With his one-of-a-kind personality, trademark humor and bold sense of style, Carson Kressley was destined to be a star. But as outgoing and confident as the celebrity stylist and Emmy-winning TV personality is today, he admits that childhood insecurities about his sexuality almost prevented him from doing what he was born to do.
In an interview with Oprah.com for the web series "I Am," Kressley opened up about finding his authentic self in this funny and touching look inward. "You know what, I'm a dreamer," he says.
Though he didn't know how it would translate into a career, his passions were evident from day one. "I've always had an aesthetic," Kressley says. "And I knew that clothes were important and I knew that how you presented yourself or your home, or anything, was important. And it was important to me to make it the best it could be. I think it's in your DNA and even though you don't know who you are or who you're going to be, that's kind of your muse."
As one of the founding members of the Fab Five on "Queer Eye," you might think that Kressley has always been open and unapologetic about his sexuality. In reality, the style guru says his confidence came with time.
"I always felt very flawed because I had this big, deep, dark, dirty secret that I was gay," Kressley says. "I thought that it was going to hold me back and I couldn't be who I really was. For a long time I wasn't authentic because I was afraid to be me. "
Coming out sounded terrifying. "I was like, 'Oh my gosh, when I tell my family maybe they won't love me anymore,'" he says.
Though Kressley was afraid he wouldn't be accepted, the exact opposite turned out to be true. "The thing that I thought was my Achilles heel wound up being the thing that made me successful," he says.
While being authentic is Kressley's key to success, his relentless work ethic also can't be denied. "You have to work hard every day," he says. The Pennsylvania native says his go-getter attitude served him well when he was just starting out.
"Moving to New York City is very daunting and I was very scared, but I didn't let fear hold me back," he says. "Sometimes you have to jump off the diving board into the deep end. "
"It was not easy," Kressly admits. "I remember going to the Chinese restaurant with 14 dimes because lo Mein noodles — plain, no meat — were $1.40. And that was all the money I had, because you were paying your rent and perhaps buying a nice pair of shoes. You hang in there and you make it work, and that's kind of what I love about New York City. You have to be ambitious and you have to be creative and you have to be scrappy."

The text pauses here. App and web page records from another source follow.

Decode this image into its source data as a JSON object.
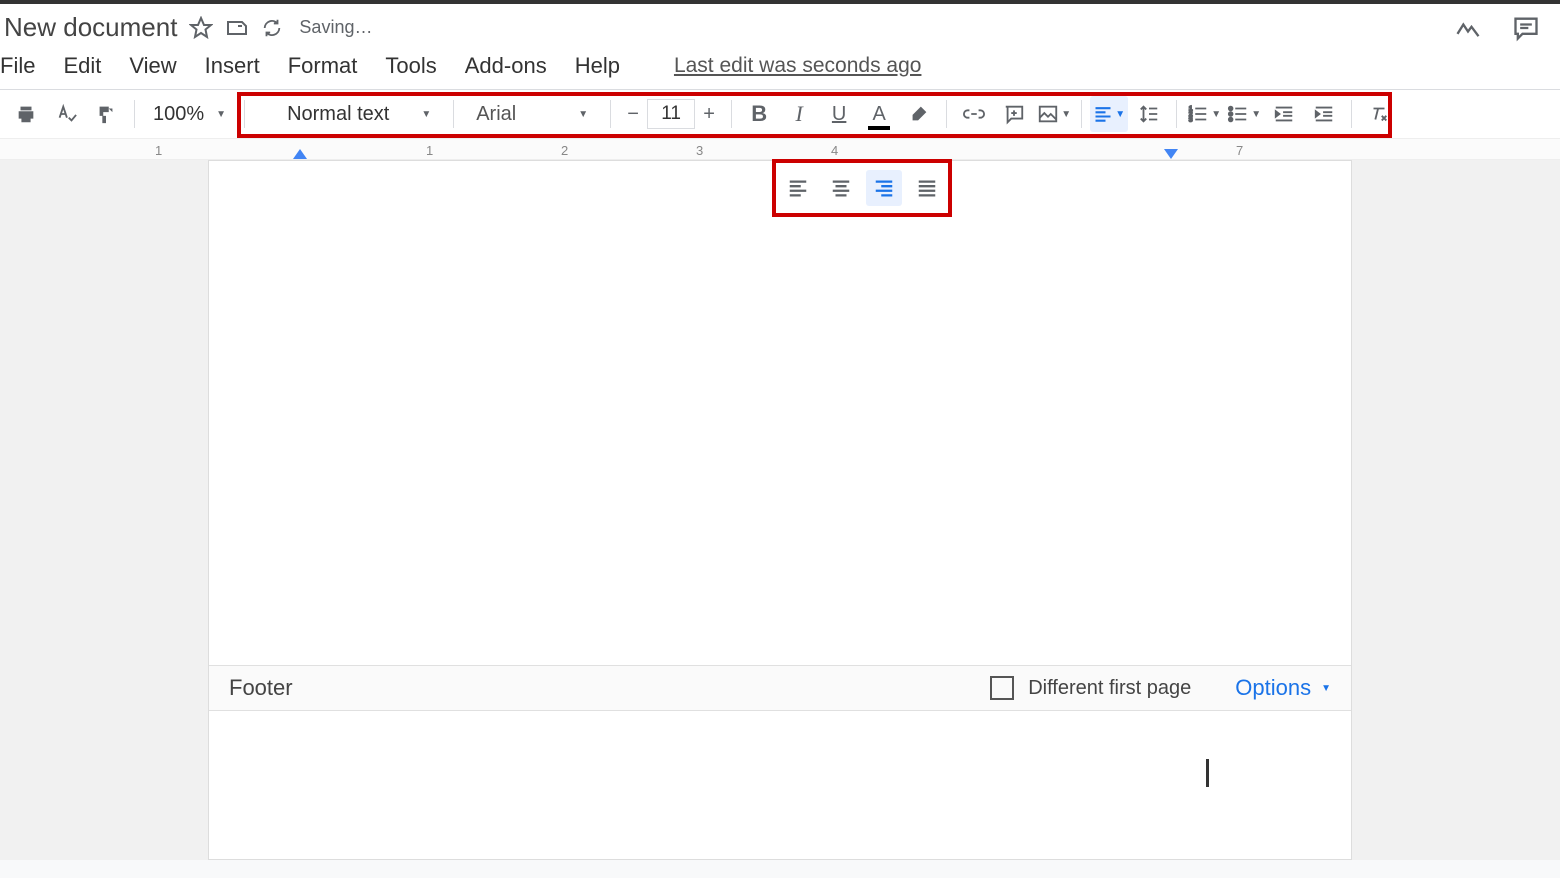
{
  "doc_title": "New document",
  "saving_status": "Saving…",
  "menubar": [
    "File",
    "Edit",
    "View",
    "Insert",
    "Format",
    "Tools",
    "Add-ons",
    "Help"
  ],
  "last_edit": "Last edit was seconds ago",
  "zoom": "100%",
  "style_select": "Normal text",
  "font_select": "Arial",
  "font_size": "11",
  "ruler_numbers": [
    "1",
    "1",
    "2",
    "3",
    "4",
    "7"
  ],
  "footer": {
    "label": "Footer",
    "diff_first": "Different first page",
    "options": "Options"
  },
  "align_popup_active": "right"
}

And as Kressly points out -- who doesn't want to be scrappy?
Take a look back at one of our all-time favorite Carson Kressley moments: A sexy mom gets a memorable makeunder.